* TASK *
Every record below should be printed again exactly, with its pictures removed.

* TASK MATERIAL *
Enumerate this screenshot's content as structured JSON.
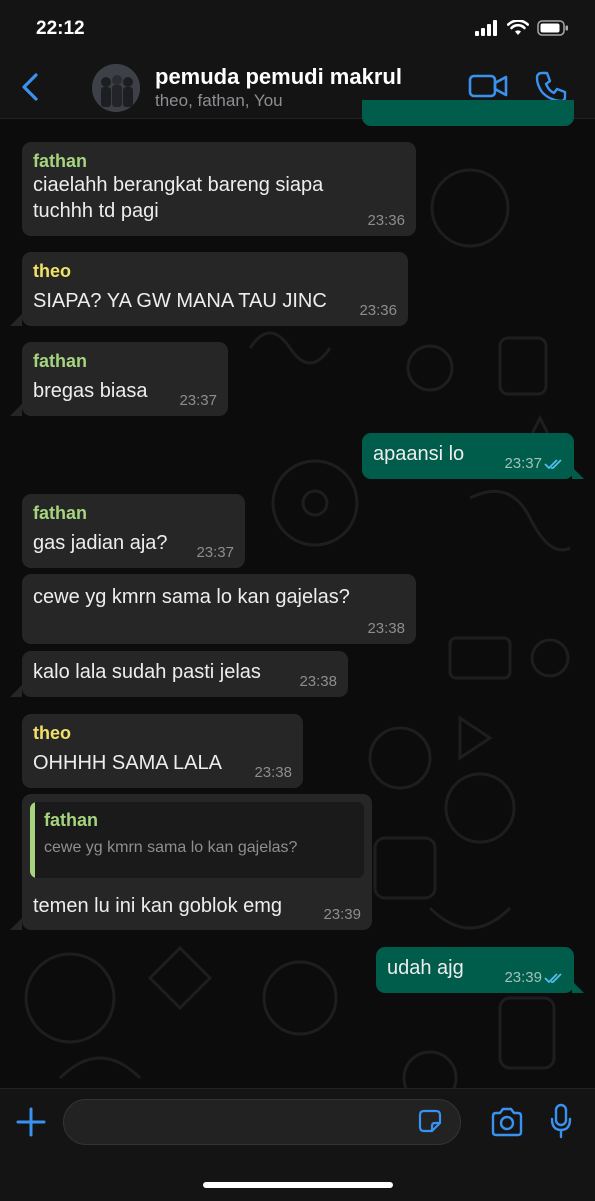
{
  "status_bar": {
    "time": "22:12"
  },
  "header": {
    "title": "pemuda pemudi makrul",
    "members": "theo, fathan, You"
  },
  "messages": [
    {
      "sender": "fathan",
      "text": "ciaelahh berangkat bareng siapa tuchhh td pagi",
      "time": "23:36"
    },
    {
      "sender": "theo",
      "text": "SIAPA? YA GW MANA TAU JINC",
      "time": "23:36"
    },
    {
      "sender": "fathan",
      "text": "bregas biasa",
      "time": "23:37"
    },
    {
      "sender": "You",
      "text": "apaansi lo",
      "time": "23:37"
    },
    {
      "sender": "fathan",
      "text": "gas jadian aja?",
      "time": "23:37"
    },
    {
      "sender": "",
      "text": "cewe yg kmrn sama lo kan gajelas?",
      "time": "23:38"
    },
    {
      "sender": "",
      "text": "kalo lala sudah pasti jelas",
      "time": "23:38"
    },
    {
      "sender": "theo",
      "text": "OHHHH SAMA LALA",
      "time": "23:38"
    },
    {
      "sender": "",
      "text": "temen lu ini kan goblok emg",
      "time": "23:39",
      "quote": {
        "sender": "fathan",
        "text": "cewe yg kmrn sama lo kan gajelas?"
      }
    },
    {
      "sender": "You",
      "text": "udah ajg",
      "time": "23:39"
    }
  ],
  "input": {
    "placeholder": ""
  },
  "colors": {
    "accent": "#3a92f0",
    "outgoing_bubble": "#005c4b",
    "incoming_bubble": "#262626",
    "fathan_name": "#a5d37e",
    "theo_name": "#f1e168"
  },
  "icons": [
    "back-icon",
    "video-call-icon",
    "phone-call-icon",
    "plus-icon",
    "sticker-icon",
    "camera-icon",
    "microphone-icon",
    "double-check-icon",
    "signal-icon",
    "wifi-icon",
    "battery-icon"
  ]
}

* SOLUTION TO THIS PROBLEM *
Enumerate this screenshot's content as structured JSON.
{
  "status_bar": {
    "time": "22:12"
  },
  "header": {
    "title": "pemuda pemudi makrul",
    "members": "theo, fathan, You"
  },
  "messages": [
    {
      "sender": "fathan",
      "text": "ciaelahh berangkat bareng siapa tuchhh td pagi",
      "time": "23:36"
    },
    {
      "sender": "theo",
      "text": "SIAPA? YA GW MANA TAU JINC",
      "time": "23:36"
    },
    {
      "sender": "fathan",
      "text": "bregas biasa",
      "time": "23:37"
    },
    {
      "sender": "You",
      "text": "apaansi lo",
      "time": "23:37"
    },
    {
      "sender": "fathan",
      "text": "gas jadian aja?",
      "time": "23:37"
    },
    {
      "sender": "",
      "text": "cewe yg kmrn sama lo kan gajelas?",
      "time": "23:38"
    },
    {
      "sender": "",
      "text": "kalo lala sudah pasti jelas",
      "time": "23:38"
    },
    {
      "sender": "theo",
      "text": "OHHHH SAMA LALA",
      "time": "23:38"
    },
    {
      "sender": "",
      "text": "temen lu ini kan goblok emg",
      "time": "23:39",
      "quote": {
        "sender": "fathan",
        "text": "cewe yg kmrn sama lo kan gajelas?"
      }
    },
    {
      "sender": "You",
      "text": "udah ajg",
      "time": "23:39"
    }
  ],
  "input": {
    "placeholder": ""
  },
  "colors": {
    "accent": "#3a92f0",
    "outgoing_bubble": "#005c4b",
    "incoming_bubble": "#262626",
    "fathan_name": "#a5d37e",
    "theo_name": "#f1e168"
  },
  "icons": [
    "back-icon",
    "video-call-icon",
    "phone-call-icon",
    "plus-icon",
    "sticker-icon",
    "camera-icon",
    "microphone-icon",
    "double-check-icon",
    "signal-icon",
    "wifi-icon",
    "battery-icon"
  ]
}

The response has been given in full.